Word for word, retype each record shown below.

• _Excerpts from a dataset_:
▼
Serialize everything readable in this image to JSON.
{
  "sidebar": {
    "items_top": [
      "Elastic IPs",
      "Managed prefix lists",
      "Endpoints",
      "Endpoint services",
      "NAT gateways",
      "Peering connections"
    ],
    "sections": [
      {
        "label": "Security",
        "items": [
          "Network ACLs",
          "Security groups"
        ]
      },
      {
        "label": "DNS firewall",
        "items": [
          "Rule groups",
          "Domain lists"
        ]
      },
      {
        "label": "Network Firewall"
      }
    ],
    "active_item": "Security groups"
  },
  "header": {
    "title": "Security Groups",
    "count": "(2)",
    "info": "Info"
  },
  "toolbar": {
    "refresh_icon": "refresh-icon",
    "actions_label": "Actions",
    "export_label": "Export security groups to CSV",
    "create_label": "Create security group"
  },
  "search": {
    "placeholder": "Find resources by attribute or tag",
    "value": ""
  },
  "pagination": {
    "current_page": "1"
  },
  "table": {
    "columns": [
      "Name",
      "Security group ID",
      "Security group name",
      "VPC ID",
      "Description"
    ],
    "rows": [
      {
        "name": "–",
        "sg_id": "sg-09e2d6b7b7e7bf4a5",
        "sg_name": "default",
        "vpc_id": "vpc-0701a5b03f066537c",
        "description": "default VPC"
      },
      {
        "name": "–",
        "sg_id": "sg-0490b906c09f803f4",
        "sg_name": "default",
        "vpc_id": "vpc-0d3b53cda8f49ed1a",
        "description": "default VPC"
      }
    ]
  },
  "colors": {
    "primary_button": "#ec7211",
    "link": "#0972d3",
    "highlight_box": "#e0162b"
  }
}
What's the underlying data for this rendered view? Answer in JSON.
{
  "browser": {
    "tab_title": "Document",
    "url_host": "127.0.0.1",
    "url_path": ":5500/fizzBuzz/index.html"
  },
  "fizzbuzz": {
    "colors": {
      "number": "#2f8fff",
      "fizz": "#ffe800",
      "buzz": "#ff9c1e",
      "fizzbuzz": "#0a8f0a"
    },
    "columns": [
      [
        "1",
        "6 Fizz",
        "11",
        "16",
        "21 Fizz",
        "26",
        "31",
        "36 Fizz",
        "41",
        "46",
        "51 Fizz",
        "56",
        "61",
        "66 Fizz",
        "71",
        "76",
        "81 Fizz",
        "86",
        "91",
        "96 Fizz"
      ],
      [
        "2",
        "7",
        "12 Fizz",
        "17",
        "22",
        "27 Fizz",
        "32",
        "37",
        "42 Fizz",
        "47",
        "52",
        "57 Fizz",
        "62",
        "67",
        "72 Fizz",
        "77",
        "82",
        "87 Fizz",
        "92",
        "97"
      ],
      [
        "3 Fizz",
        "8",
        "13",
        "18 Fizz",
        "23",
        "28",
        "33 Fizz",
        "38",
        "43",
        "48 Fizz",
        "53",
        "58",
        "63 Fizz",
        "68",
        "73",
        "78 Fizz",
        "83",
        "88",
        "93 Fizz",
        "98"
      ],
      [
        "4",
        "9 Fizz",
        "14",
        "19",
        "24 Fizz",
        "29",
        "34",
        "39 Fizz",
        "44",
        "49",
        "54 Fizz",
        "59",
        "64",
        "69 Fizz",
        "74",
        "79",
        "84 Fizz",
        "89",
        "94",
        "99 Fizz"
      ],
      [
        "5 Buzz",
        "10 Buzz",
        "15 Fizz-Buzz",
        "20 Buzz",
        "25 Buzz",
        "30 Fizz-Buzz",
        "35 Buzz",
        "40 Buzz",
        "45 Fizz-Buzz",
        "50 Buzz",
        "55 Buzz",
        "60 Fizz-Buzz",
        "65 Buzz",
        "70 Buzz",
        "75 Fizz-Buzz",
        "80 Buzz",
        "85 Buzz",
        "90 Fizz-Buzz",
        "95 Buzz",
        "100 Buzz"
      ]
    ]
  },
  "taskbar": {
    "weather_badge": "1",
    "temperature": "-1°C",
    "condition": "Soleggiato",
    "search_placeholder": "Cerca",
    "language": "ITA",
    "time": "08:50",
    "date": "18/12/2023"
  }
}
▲
• _Answer to the problem_:
Serialize everything readable in this image to JSON.
{
  "sidebar": {
    "items_top": [
      "Elastic IPs",
      "Managed prefix lists",
      "Endpoints",
      "Endpoint services",
      "NAT gateways",
      "Peering connections"
    ],
    "sections": [
      {
        "label": "Security",
        "items": [
          "Network ACLs",
          "Security groups"
        ]
      },
      {
        "label": "DNS firewall",
        "items": [
          "Rule groups",
          "Domain lists"
        ]
      },
      {
        "label": "Network Firewall"
      }
    ],
    "active_item": "Security groups"
  },
  "header": {
    "title": "Security Groups",
    "count": "(2)",
    "info": "Info"
  },
  "toolbar": {
    "refresh_icon": "refresh-icon",
    "actions_label": "Actions",
    "export_label": "Export security groups to CSV",
    "create_label": "Create security group"
  },
  "search": {
    "placeholder": "Find resources by attribute or tag",
    "value": ""
  },
  "pagination": {
    "current_page": "1"
  },
  "table": {
    "columns": [
      "Name",
      "Security group ID",
      "Security group name",
      "VPC ID",
      "Description"
    ],
    "rows": [
      {
        "name": "–",
        "sg_id": "sg-09e2d6b7b7e7bf4a5",
        "sg_name": "default",
        "vpc_id": "vpc-0701a5b03f066537c",
        "description": "default VPC"
      },
      {
        "name": "–",
        "sg_id": "sg-0490b906c09f803f4",
        "sg_name": "default",
        "vpc_id": "vpc-0d3b53cda8f49ed1a",
        "description": "default VPC"
      }
    ]
  },
  "colors": {
    "primary_button": "#ec7211",
    "link": "#0972d3",
    "highlight_box": "#e0162b"
  }
}
What's the underlying data for this rendered view? Answer in JSON.
{
  "browser": {
    "tab_title": "Document",
    "url_host": "127.0.0.1",
    "url_path": ":5500/fizzBuzz/index.html"
  },
  "fizzbuzz": {
    "colors": {
      "number": "#2f8fff",
      "fizz": "#ffe800",
      "buzz": "#ff9c1e",
      "fizzbuzz": "#0a8f0a"
    },
    "columns": [
      [
        "1",
        "6 Fizz",
        "11",
        "16",
        "21 Fizz",
        "26",
        "31",
        "36 Fizz",
        "41",
        "46",
        "51 Fizz",
        "56",
        "61",
        "66 Fizz",
        "71",
        "76",
        "81 Fizz",
        "86",
        "91",
        "96 Fizz"
      ],
      [
        "2",
        "7",
        "12 Fizz",
        "17",
        "22",
        "27 Fizz",
        "32",
        "37",
        "42 Fizz",
        "47",
        "52",
        "57 Fizz",
        "62",
        "67",
        "72 Fizz",
        "77",
        "82",
        "87 Fizz",
        "92",
        "97"
      ],
      [
        "3 Fizz",
        "8",
        "13",
        "18 Fizz",
        "23",
        "28",
        "33 Fizz",
        "38",
        "43",
        "48 Fizz",
        "53",
        "58",
        "63 Fizz",
        "68",
        "73",
        "78 Fizz",
        "83",
        "88",
        "93 Fizz",
        "98"
      ],
      [
        "4",
        "9 Fizz",
        "14",
        "19",
        "24 Fizz",
        "29",
        "34",
        "39 Fizz",
        "44",
        "49",
        "54 Fizz",
        "59",
        "64",
        "69 Fizz",
        "74",
        "79",
        "84 Fizz",
        "89",
        "94",
        "99 Fizz"
      ],
      [
        "5 Buzz",
        "10 Buzz",
        "15 Fizz-Buzz",
        "20 Buzz",
        "25 Buzz",
        "30 Fizz-Buzz",
        "35 Buzz",
        "40 Buzz",
        "45 Fizz-Buzz",
        "50 Buzz",
        "55 Buzz",
        "60 Fizz-Buzz",
        "65 Buzz",
        "70 Buzz",
        "75 Fizz-Buzz",
        "80 Buzz",
        "85 Buzz",
        "90 Fizz-Buzz",
        "95 Buzz",
        "100 Buzz"
      ]
    ]
  },
  "taskbar": {
    "weather_badge": "1",
    "temperature": "-1°C",
    "condition": "Soleggiato",
    "search_placeholder": "Cerca",
    "language": "ITA",
    "time": "08:50",
    "date": "18/12/2023"
  }
}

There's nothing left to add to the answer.